In most countries, in order for a marriage to be ended legally by divorce, there are certain grounds for divorce required as proof that the marriage is compromised. However, such laws and grounds differ from one nation to another, but we will mainly focus on the UK legislation and explain the legal process for divorce in the UK.
Understanding the grounds for divorce in the UK legal system
By definition, marriage is the unity of two persons which, at the given time, agree on a certain set of rules to follow and live by, as a whole. Unfortunately there are certain situations in our lives when the term "until death do us part" becomes obsolete, thus the unity between the two is broken. In the UK, legally speaking, the divorce grounds are filed under two categories, the Fault divorce, and the No Fault divorce.
Grounds for divorce defining the Fault Divorce
The Fault divorce occurs when one spouse blames the other for the dissolution of marriage. In order for the Fault divorce to occur, proof must be presented, which can back up one or more of the following divorce grounds:
- Adultery – when one spouse can present proof that his or her partner has engaged in sexual intercourse with a third person.
- Unreasonable behaviour – when proof concerning misbehaviour, physical or mental abuse of the other spouse is presented.
- Inability to have sexual intercourse – although this case is not very common, presenting proof that the partner cannot engage in sexual intercourse due to impotency can lead to Fault divorce.
- Felony – If one spouse has been sentenced to one or more years in jail
- Abandonment – If one partner has abandoned the other for more than a year.
Grounds for divorce defining the No Fault Divorce

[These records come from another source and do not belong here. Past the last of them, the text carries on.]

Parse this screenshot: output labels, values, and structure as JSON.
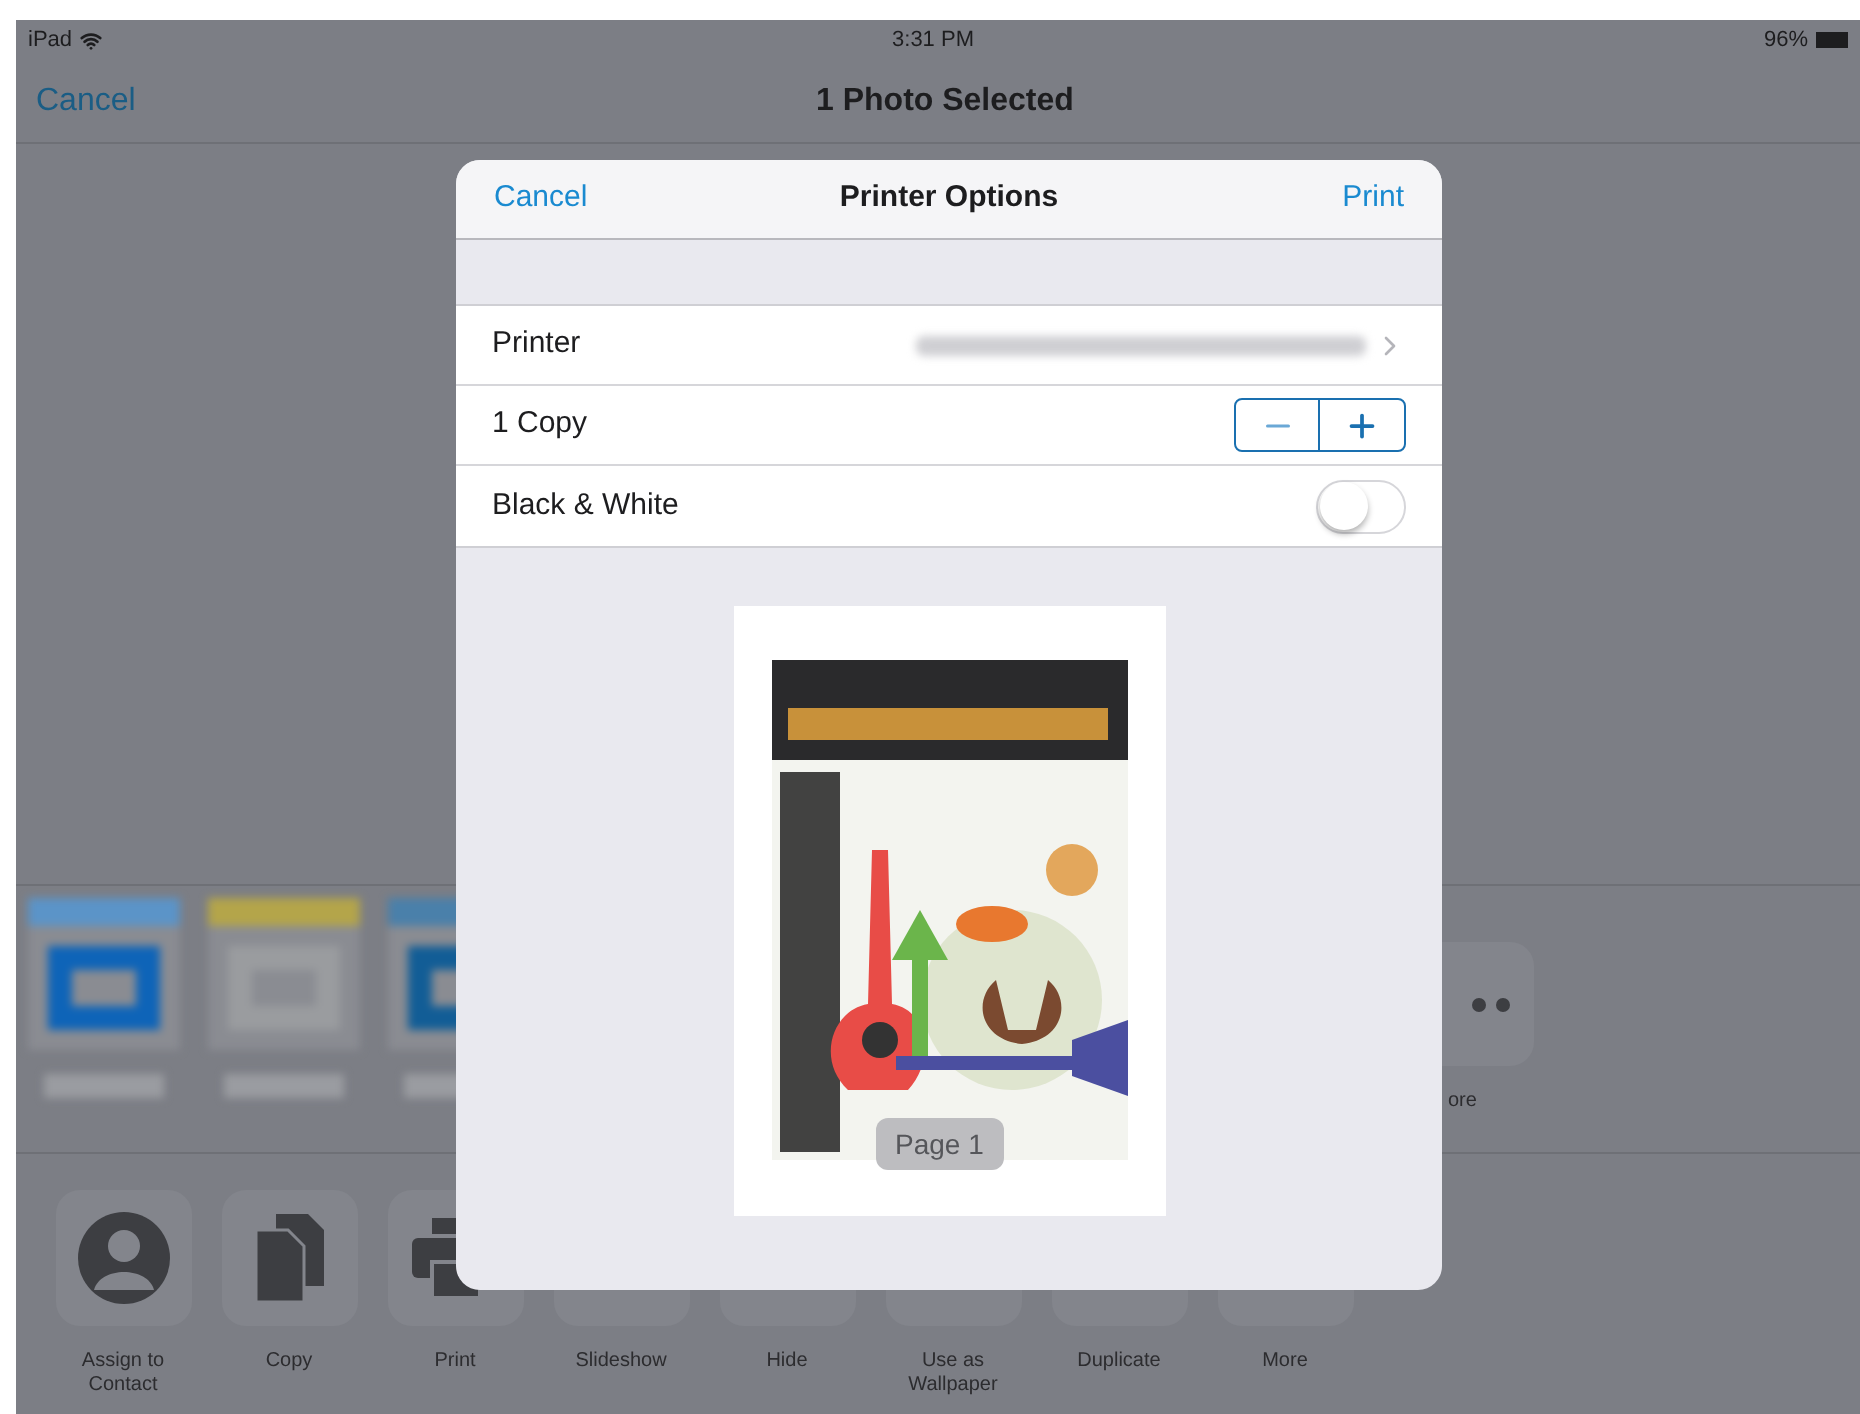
{
  "status_bar": {
    "device": "iPad",
    "time": "3:31 PM",
    "battery": "96%"
  },
  "nav": {
    "cancel": "Cancel",
    "title": "1 Photo Selected"
  },
  "app_row": {
    "more_label": "ore"
  },
  "actions": [
    {
      "label": "Assign to Contact",
      "kind": "person"
    },
    {
      "label": "Copy",
      "kind": "copy"
    },
    {
      "label": "Print",
      "kind": "print"
    },
    {
      "label": "Slideshow"
    },
    {
      "label": "Hide"
    },
    {
      "label": "Use as Wallpaper"
    },
    {
      "label": "Duplicate"
    },
    {
      "label": "More"
    }
  ],
  "dialog": {
    "cancel": "Cancel",
    "title": "Printer Options",
    "print": "Print",
    "printer": {
      "label": "Printer"
    },
    "copies": {
      "label": "1 Copy"
    },
    "black_white": {
      "label": "Black & White",
      "on": false
    },
    "preview": {
      "page": "Page 1"
    }
  }
}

Besides the Fault divorce, which strictly implies that at least one of the partner's behaviours led to an unsuccessful marriage, under the No Fault Divorce system none of the above mentioned divorce grounds must be met or proven in order for the marriage to be ended legally. The No Fault Divorce can take place whenever one of the partners declare that the marriage is irretrievably broken down, and no further investigation is required in order for the court to end the marriage in legal terms.

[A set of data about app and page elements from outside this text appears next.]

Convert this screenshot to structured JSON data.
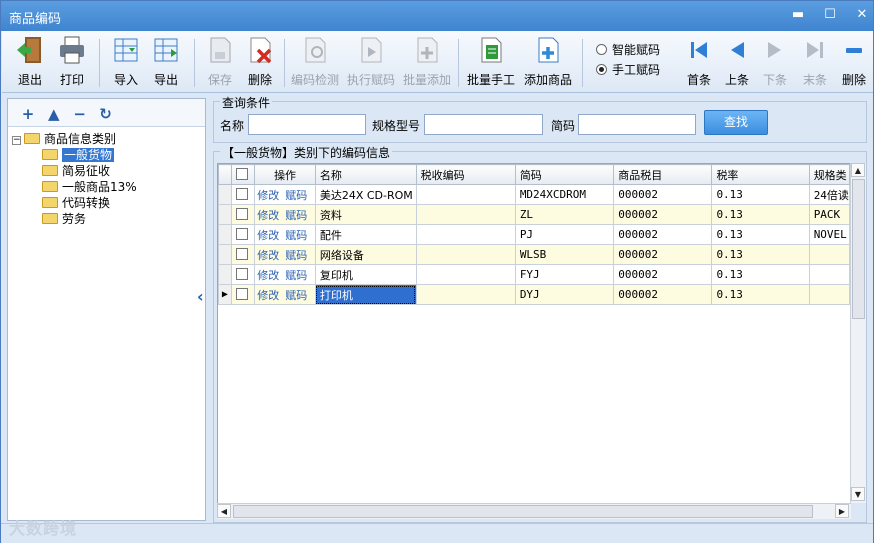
{
  "window": {
    "title": "商品编码",
    "min": "▬",
    "max": "☐",
    "close": "✕"
  },
  "toolbar": [
    {
      "key": "exit",
      "label": "退出",
      "enabled": true,
      "icon": "door-exit-icon"
    },
    {
      "key": "print",
      "label": "打印",
      "enabled": true,
      "icon": "printer-icon"
    },
    {
      "key": "import",
      "label": "导入",
      "enabled": true,
      "icon": "table-import-icon"
    },
    {
      "key": "export",
      "label": "导出",
      "enabled": true,
      "icon": "table-export-icon"
    },
    {
      "key": "save",
      "label": "保存",
      "enabled": false,
      "icon": "save-icon"
    },
    {
      "key": "delete",
      "label": "删除",
      "enabled": true,
      "icon": "delete-doc-icon"
    },
    {
      "key": "check",
      "label": "编码检测",
      "enabled": false,
      "icon": "check-code-icon"
    },
    {
      "key": "assign",
      "label": "执行赋码",
      "enabled": false,
      "icon": "assign-code-icon"
    },
    {
      "key": "batchadd",
      "label": "批量添加",
      "enabled": false,
      "icon": "batch-add-icon"
    },
    {
      "key": "batchmanual",
      "label": "批量手工",
      "enabled": true,
      "icon": "batch-manual-icon"
    },
    {
      "key": "addproduct",
      "label": "添加商品",
      "enabled": true,
      "icon": "add-product-icon"
    }
  ],
  "radio": {
    "smart": "智能赋码",
    "manual": "手工赋码",
    "selected": "manual"
  },
  "nav": {
    "first": "首条",
    "prev": "上条",
    "next": "下条",
    "last": "末条",
    "delete": "删除"
  },
  "tree": {
    "root": "商品信息类别",
    "children": [
      "一般货物",
      "简易征收",
      "一般商品13%",
      "代码转换",
      "劳务"
    ],
    "selected": "一般货物"
  },
  "query": {
    "legend": "查询条件",
    "name_label": "名称",
    "model_label": "规格型号",
    "code_label": "简码",
    "search_label": "查找"
  },
  "grid": {
    "legend": "【一般货物】类别下的编码信息",
    "columns": [
      "",
      "操作",
      "名称",
      "税收编码",
      "简码",
      "商品税目",
      "税率",
      "规格类"
    ],
    "edit_label": "修改",
    "assign_label": "赋码",
    "rows": [
      {
        "name": "美达24X CD-ROM",
        "taxcode": "",
        "short": "MD24XCDROM",
        "item": "000002",
        "rate": "0.13",
        "spec": "24倍读"
      },
      {
        "name": "资料",
        "taxcode": "",
        "short": "ZL",
        "item": "000002",
        "rate": "0.13",
        "spec": "PACK"
      },
      {
        "name": "配件",
        "taxcode": "",
        "short": "PJ",
        "item": "000002",
        "rate": "0.13",
        "spec": "NOVEL"
      },
      {
        "name": "网络设备",
        "taxcode": "",
        "short": "WLSB",
        "item": "000002",
        "rate": "0.13",
        "spec": ""
      },
      {
        "name": "复印机",
        "taxcode": "",
        "short": "FYJ",
        "item": "000002",
        "rate": "0.13",
        "spec": ""
      },
      {
        "name": "打印机",
        "taxcode": "",
        "short": "DYJ",
        "item": "000002",
        "rate": "0.13",
        "spec": ""
      }
    ],
    "current_row": 5
  },
  "watermark": "大数跨境",
  "colors": {
    "titlebar": "#3f84cf",
    "selection": "#2e6fd0",
    "link": "#2a62b6"
  }
}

There are also a number of divorce grounds which can be filed under the No Fault divorce, such as:
- Mental instability – If a spouse has been institutionalized in a mental institution for more than three years.
- Living separately – If the spouses have lived separated from each other for three years or more.
Unfortunately, the UK marital legislation makes divorce a long, tedious and stressful process. Plus, there are numerous other reasons that might compel you to file for divorce, reasons which might not match any of the grounds of divorce listed above – so the next best course of action is to contact your lawyer and explain your problems in detail, to find the best solution.